    organizations or governments making claims
    But the basis of those claims might be evidence if they are based on data, pro & con plus well reasoned analysis of those pros & cons.

    Be sure to properly address these contra indicators:

    1. Existence of warmer, warm periods: Minoan, Roman & Medieval
    2. There is nothing unusual about our climate compared to climate history, therefore nothing to explain with CO2
    3. Solar cycles are a better fit to climate than CO2.
    4. Recent warming is at same rate as during the late 1800s but with much more of man’s CO2.
    5. Our CO2 rise after the Medieval warm period is broadly consistent with the timing of CO2 rise after the end of ice ages.
    6. No one has shown actual evidence that man’s CO2 is causing serious global warming.
    7. Admitted (criminal) misconduct among top climate “scientists” at the CRU.

    Question 2:
    Please tell us the actual cost of electricity when all fossil fuels are eliminated from the grid and no longer needed for backup.
    Notes:
    You must assume highly reliable electricity supply with no blackouts and normal industrial loads.
    You must assume no reduction in commercial and industrial production output.

    Question 3:
    What role should nuclear play in the power grid.

    Question 4:
    If the electric grid fails (accidents, storms, sabotage and wartime damage do occur) what is our alternative source of energy for needs like:
    Chain saws to clear roads of fallen trees after a cyclone.
    Travel after a storm knocks down wires for a few weeks.
    Powering hospitals, traffic lights, police vehicles and stations, food distribution, water system, communication.
    Heating/cooling homes, refrigerating/cooking food.

    61

  • #
    Barry

    What is your target price for residential and industrial electricity?
    You must have a target price, and it should decrease by about 2% p.a. subject to actual extraction costs (not including subsidies / taxes?
    How will you meet the annual target price reductions after 5, 10, 15 years?

    Anyone who has worked in any sort of real manufacturing industry will be very familiar with this sort of thing.
    Electricity is manufacturing and distribution. Not that hard really.
    Have a target, and a plan to meet the target.

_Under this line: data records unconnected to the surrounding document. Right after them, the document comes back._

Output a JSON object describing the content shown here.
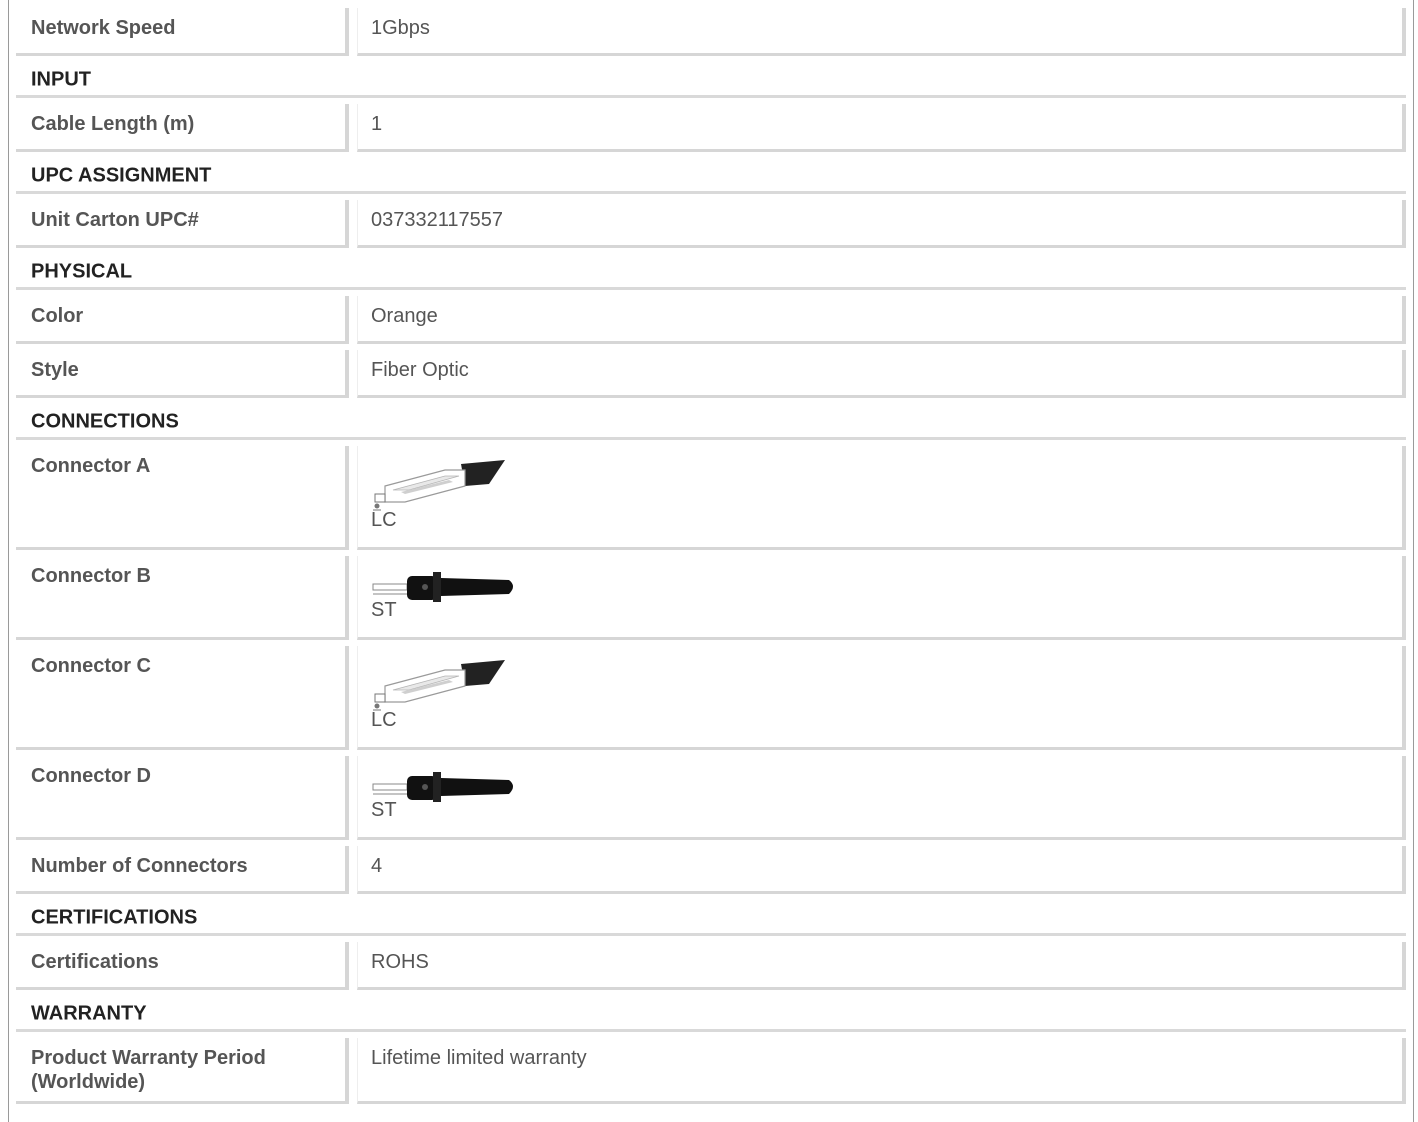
{
  "rows": [
    {
      "kind": "data",
      "key": "network_speed",
      "label": "Network Speed",
      "value": "1Gbps"
    },
    {
      "kind": "section",
      "label": "INPUT"
    },
    {
      "kind": "data",
      "key": "cable_length",
      "label": "Cable Length (m)",
      "value": "1"
    },
    {
      "kind": "section",
      "label": "UPC ASSIGNMENT"
    },
    {
      "kind": "data",
      "key": "unit_carton_upc",
      "label": "Unit Carton UPC#",
      "value": "037332117557"
    },
    {
      "kind": "section",
      "label": "PHYSICAL"
    },
    {
      "kind": "data",
      "key": "color",
      "label": "Color",
      "value": "Orange"
    },
    {
      "kind": "data",
      "key": "style",
      "label": "Style",
      "value": "Fiber Optic"
    },
    {
      "kind": "section",
      "label": "CONNECTIONS"
    },
    {
      "kind": "connector",
      "key": "connector_a",
      "label": "Connector A",
      "value": "LC",
      "icon": "lc-connector-icon"
    },
    {
      "kind": "connector",
      "key": "connector_b",
      "label": "Connector B",
      "value": "ST",
      "icon": "st-connector-icon"
    },
    {
      "kind": "connector",
      "key": "connector_c",
      "label": "Connector C",
      "value": "LC",
      "icon": "lc-connector-icon"
    },
    {
      "kind": "connector",
      "key": "connector_d",
      "label": "Connector D",
      "value": "ST",
      "icon": "st-connector-icon"
    },
    {
      "kind": "data",
      "key": "number_of_connectors",
      "label": "Number of Connectors",
      "value": "4"
    },
    {
      "kind": "section",
      "label": "CERTIFICATIONS"
    },
    {
      "kind": "data",
      "key": "certifications",
      "label": "Certifications",
      "value": "ROHS"
    },
    {
      "kind": "section",
      "label": "WARRANTY"
    },
    {
      "kind": "data",
      "key": "warranty",
      "label": "Product Warranty Period (Worldwide)",
      "value": "Lifetime limited warranty"
    }
  ]
}
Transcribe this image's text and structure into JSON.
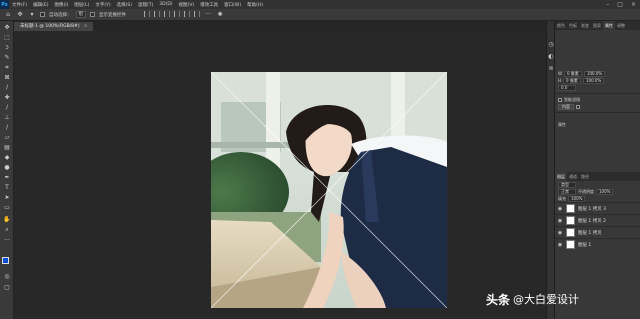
{
  "menubar": {
    "logo": "Ps",
    "items": [
      "文件(F)",
      "编辑(E)",
      "图像(I)",
      "图层(L)",
      "文字(Y)",
      "选择(S)",
      "滤镜(T)",
      "3D(D)",
      "视图(V)",
      "增效工具",
      "窗口(W)",
      "帮助(H)"
    ]
  },
  "options": {
    "auto_select_label": "自动选择：",
    "auto_select_value": "组",
    "show_transform_label": "显示变换控件"
  },
  "document": {
    "tab_title": "未标题-1 @ 100%(RGB/8#)"
  },
  "panels": {
    "top_tabs": [
      "颜色",
      "色板",
      "渐变",
      "图案",
      "属性",
      "调整"
    ],
    "active_tab": "属性",
    "transform": {
      "w_label": "W",
      "w_value": "100.0%",
      "h_label": "H",
      "h_value": "100.0%",
      "x_value": "0 像素",
      "y_value": "0 像素",
      "angle_value": "0.0"
    },
    "smart_label": "智能滤镜",
    "content_label": "内容",
    "props_label": "属性",
    "layers_tabs": [
      "图层",
      "通道",
      "路径"
    ],
    "kind_label": "类型",
    "mode": "正常",
    "opacity_label": "不透明度",
    "opacity": "100%",
    "fill_label": "填充",
    "fill": "100%",
    "layers": [
      "图层 1 拷贝 3",
      "图层 1 拷贝 2",
      "图层 1 拷贝",
      "图层 1"
    ]
  },
  "watermark": {
    "site": "头条",
    "author": "@大白爱设计"
  },
  "colors": {
    "foreground": "#0a4bd6",
    "background": "#ffffff"
  }
}
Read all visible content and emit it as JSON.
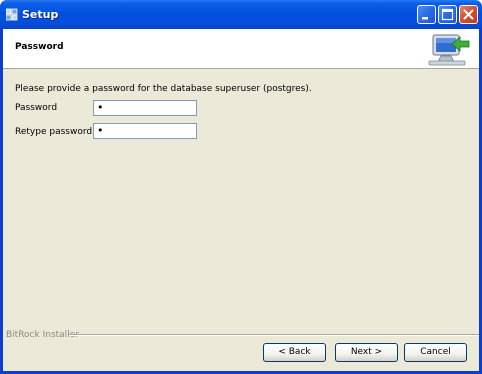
{
  "window": {
    "title": "Setup"
  },
  "header": {
    "title": "Password"
  },
  "content": {
    "description": "Please provide a password for the database superuser (postgres).",
    "password_label": "Password",
    "password_value": "•",
    "retype_label": "Retype password",
    "retype_value": "•"
  },
  "footer": {
    "brand": "BitRock Installer",
    "back_label": "< Back",
    "next_label": "Next >",
    "cancel_label": "Cancel"
  },
  "icons": {
    "app": "installer-app-icon",
    "minimize": "minimize-icon",
    "maximize": "maximize-icon",
    "close": "close-icon",
    "header_graphic": "computer-install-icon"
  },
  "colors": {
    "titlebar": "#0350e0",
    "client_bg": "#ece9d8",
    "close_button": "#d4502f"
  }
}
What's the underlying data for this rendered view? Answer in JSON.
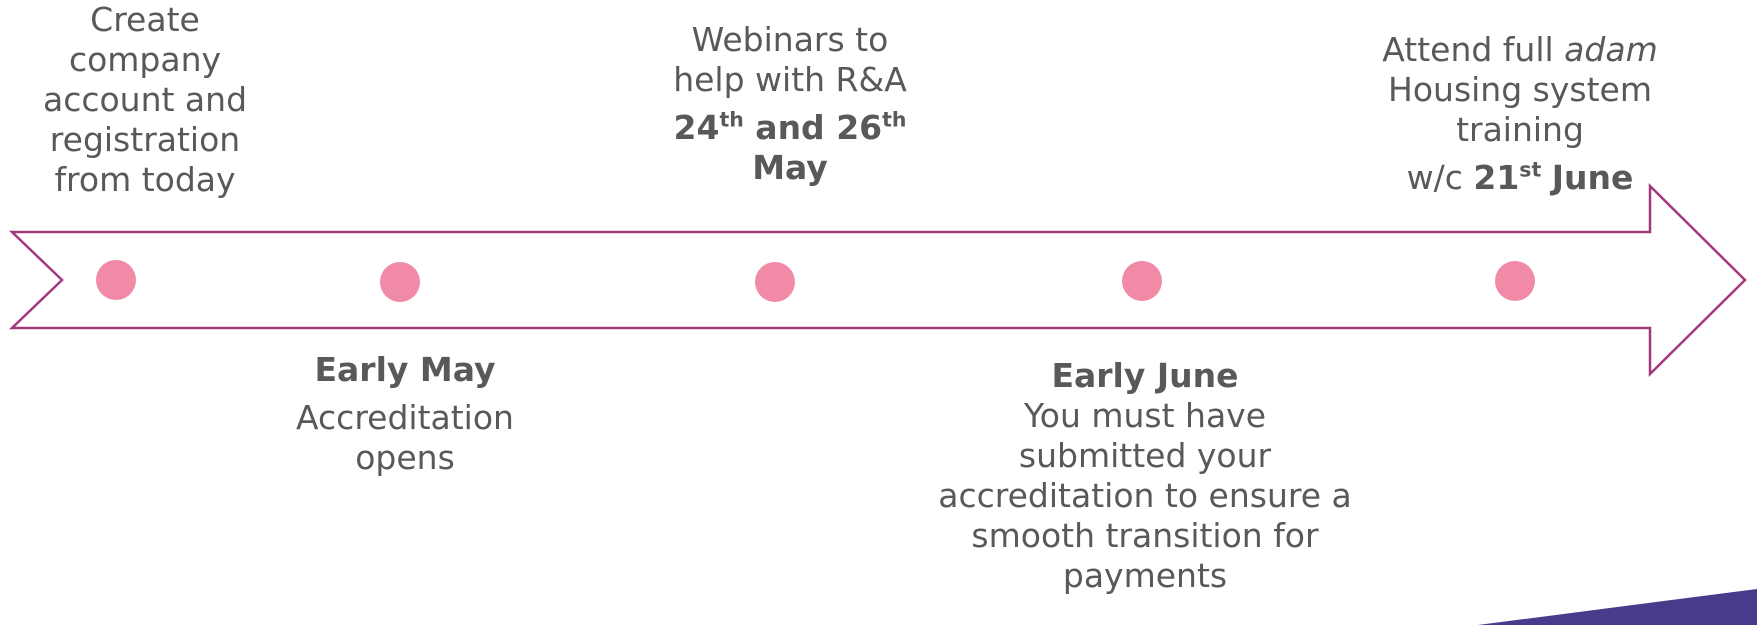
{
  "milestones": [
    {
      "id": "create-account",
      "lines": [
        "Create",
        "company",
        "account and",
        "registration",
        "from today"
      ]
    },
    {
      "id": "webinars",
      "lines": [
        "Webinars to",
        "help with R&A"
      ],
      "date": {
        "first_num": "24",
        "first_suffix": "th",
        "joiner": "and",
        "second_num": "26",
        "second_suffix": "th",
        "month": "May"
      }
    },
    {
      "id": "system-training",
      "line1_prefix": "Attend full ",
      "line1_italic": "adam",
      "lines": [
        "Housing system",
        "training"
      ],
      "date": {
        "prefix": "w/c",
        "num": "21",
        "suffix": "st",
        "month": "June"
      }
    },
    {
      "id": "accreditation-opens",
      "heading": "Early May",
      "lines": [
        "Accreditation",
        "opens"
      ]
    },
    {
      "id": "submit-accreditation",
      "heading": "Early June",
      "lines": [
        "You must have",
        "submitted your",
        "accreditation to ensure a",
        "smooth transition for",
        "payments"
      ]
    }
  ],
  "colors": {
    "arrow_stroke": "#a4387f",
    "dot_fill": "#f08aa6",
    "text": "#595959",
    "accent_shape": "#4a3a8c"
  },
  "chart_data": {
    "type": "timeline",
    "points": [
      {
        "order": 1,
        "text": "Create company account and registration from today"
      },
      {
        "order": 2,
        "text": "Early May Accreditation opens"
      },
      {
        "order": 3,
        "text": "Webinars to help with R&A 24th and 26th May"
      },
      {
        "order": 4,
        "text": "Early June You must have submitted your accreditation to ensure a smooth transition for payments"
      },
      {
        "order": 5,
        "text": "Attend full adam Housing system training w/c 21st June"
      }
    ]
  }
}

    30

  • #
    Gerry

    What will he do do eliminate all subsidies from the system? These are what distort the whole market.

    30